_What the task asks_
The required output is every entry, printed exactly as written.

** Opening Material for the task block **

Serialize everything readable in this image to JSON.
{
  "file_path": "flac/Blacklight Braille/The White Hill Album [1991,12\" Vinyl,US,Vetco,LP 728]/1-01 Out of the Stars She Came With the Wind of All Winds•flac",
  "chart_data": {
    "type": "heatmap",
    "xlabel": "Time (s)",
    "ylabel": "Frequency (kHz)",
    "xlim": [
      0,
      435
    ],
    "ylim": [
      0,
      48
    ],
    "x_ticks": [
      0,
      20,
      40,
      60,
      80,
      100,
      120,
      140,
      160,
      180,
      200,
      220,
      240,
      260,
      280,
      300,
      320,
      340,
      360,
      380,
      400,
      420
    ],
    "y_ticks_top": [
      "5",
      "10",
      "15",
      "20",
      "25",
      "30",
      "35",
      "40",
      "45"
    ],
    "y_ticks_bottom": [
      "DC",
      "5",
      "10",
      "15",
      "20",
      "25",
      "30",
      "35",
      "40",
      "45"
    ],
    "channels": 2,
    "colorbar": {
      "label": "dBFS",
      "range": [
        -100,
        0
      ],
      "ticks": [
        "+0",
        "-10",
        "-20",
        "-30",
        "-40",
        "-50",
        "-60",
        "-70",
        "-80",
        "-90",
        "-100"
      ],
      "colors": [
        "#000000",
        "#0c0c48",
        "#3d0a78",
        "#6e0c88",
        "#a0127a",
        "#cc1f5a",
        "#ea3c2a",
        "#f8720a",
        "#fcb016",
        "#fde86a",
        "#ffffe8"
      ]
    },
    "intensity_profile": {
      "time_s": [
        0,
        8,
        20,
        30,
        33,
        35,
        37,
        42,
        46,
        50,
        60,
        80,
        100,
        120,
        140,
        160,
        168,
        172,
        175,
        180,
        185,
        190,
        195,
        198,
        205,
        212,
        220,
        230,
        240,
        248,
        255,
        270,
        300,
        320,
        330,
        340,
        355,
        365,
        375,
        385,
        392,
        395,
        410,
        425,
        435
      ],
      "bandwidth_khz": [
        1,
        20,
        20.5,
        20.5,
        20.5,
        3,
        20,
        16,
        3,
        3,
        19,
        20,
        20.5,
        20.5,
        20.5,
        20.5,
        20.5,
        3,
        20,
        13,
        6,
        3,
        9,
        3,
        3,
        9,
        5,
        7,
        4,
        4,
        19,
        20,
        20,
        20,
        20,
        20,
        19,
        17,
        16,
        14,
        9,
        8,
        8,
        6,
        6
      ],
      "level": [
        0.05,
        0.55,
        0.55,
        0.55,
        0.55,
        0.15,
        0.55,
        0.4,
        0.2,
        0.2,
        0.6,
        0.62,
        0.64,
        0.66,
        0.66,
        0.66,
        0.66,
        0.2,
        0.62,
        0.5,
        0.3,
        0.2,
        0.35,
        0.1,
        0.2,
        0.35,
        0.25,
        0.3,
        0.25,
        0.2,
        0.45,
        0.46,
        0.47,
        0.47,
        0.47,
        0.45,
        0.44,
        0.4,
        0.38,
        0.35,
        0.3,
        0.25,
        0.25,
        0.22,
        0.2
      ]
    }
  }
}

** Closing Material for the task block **

_Response to the exercise_
Serialize everything readable in this image to JSON.
{
  "file_path": "flac/Blacklight Braille/The White Hill Album [1991,12\" Vinyl,US,Vetco,LP 728]/1-01 Out of the Stars She Came With the Wind of All Winds•flac",
  "chart_data": {
    "type": "heatmap",
    "xlabel": "Time (s)",
    "ylabel": "Frequency (kHz)",
    "xlim": [
      0,
      435
    ],
    "ylim": [
      0,
      48
    ],
    "x_ticks": [
      0,
      20,
      40,
      60,
      80,
      100,
      120,
      140,
      160,
      180,
      200,
      220,
      240,
      260,
      280,
      300,
      320,
      340,
      360,
      380,
      400,
      420
    ],
    "y_ticks_top": [
      "5",
      "10",
      "15",
      "20",
      "25",
      "30",
      "35",
      "40",
      "45"
    ],
    "y_ticks_bottom": [
      "DC",
      "5",
      "10",
      "15",
      "20",
      "25",
      "30",
      "35",
      "40",
      "45"
    ],
    "channels": 2,
    "colorbar": {
      "label": "dBFS",
      "range": [
        -100,
        0
      ],
      "ticks": [
        "+0",
        "-10",
        "-20",
        "-30",
        "-40",
        "-50",
        "-60",
        "-70",
        "-80",
        "-90",
        "-100"
      ],
      "colors": [
        "#000000",
        "#0c0c48",
        "#3d0a78",
        "#6e0c88",
        "#a0127a",
        "#cc1f5a",
        "#ea3c2a",
        "#f8720a",
        "#fcb016",
        "#fde86a",
        "#ffffe8"
      ]
    },
    "intensity_profile": {
      "time_s": [
        0,
        8,
        20,
        30,
        33,
        35,
        37,
        42,
        46,
        50,
        60,
        80,
        100,
        120,
        140,
        160,
        168,
        172,
        175,
        180,
        185,
        190,
        195,
        198,
        205,
        212,
        220,
        230,
        240,
        248,
        255,
        270,
        300,
        320,
        330,
        340,
        355,
        365,
        375,
        385,
        392,
        395,
        410,
        425,
        435
      ],
      "bandwidth_khz": [
        1,
        20,
        20.5,
        20.5,
        20.5,
        3,
        20,
        16,
        3,
        3,
        19,
        20,
        20.5,
        20.5,
        20.5,
        20.5,
        20.5,
        3,
        20,
        13,
        6,
        3,
        9,
        3,
        3,
        9,
        5,
        7,
        4,
        4,
        19,
        20,
        20,
        20,
        20,
        20,
        19,
        17,
        16,
        14,
        9,
        8,
        8,
        6,
        6
      ],
      "level": [
        0.05,
        0.55,
        0.55,
        0.55,
        0.55,
        0.15,
        0.55,
        0.4,
        0.2,
        0.2,
        0.6,
        0.62,
        0.64,
        0.66,
        0.66,
        0.66,
        0.66,
        0.2,
        0.62,
        0.5,
        0.3,
        0.2,
        0.35,
        0.1,
        0.2,
        0.35,
        0.25,
        0.3,
        0.25,
        0.2,
        0.45,
        0.46,
        0.47,
        0.47,
        0.47,
        0.45,
        0.44,
        0.4,
        0.38,
        0.35,
        0.3,
        0.25,
        0.25,
        0.22,
        0.2
      ]
    }
  }
}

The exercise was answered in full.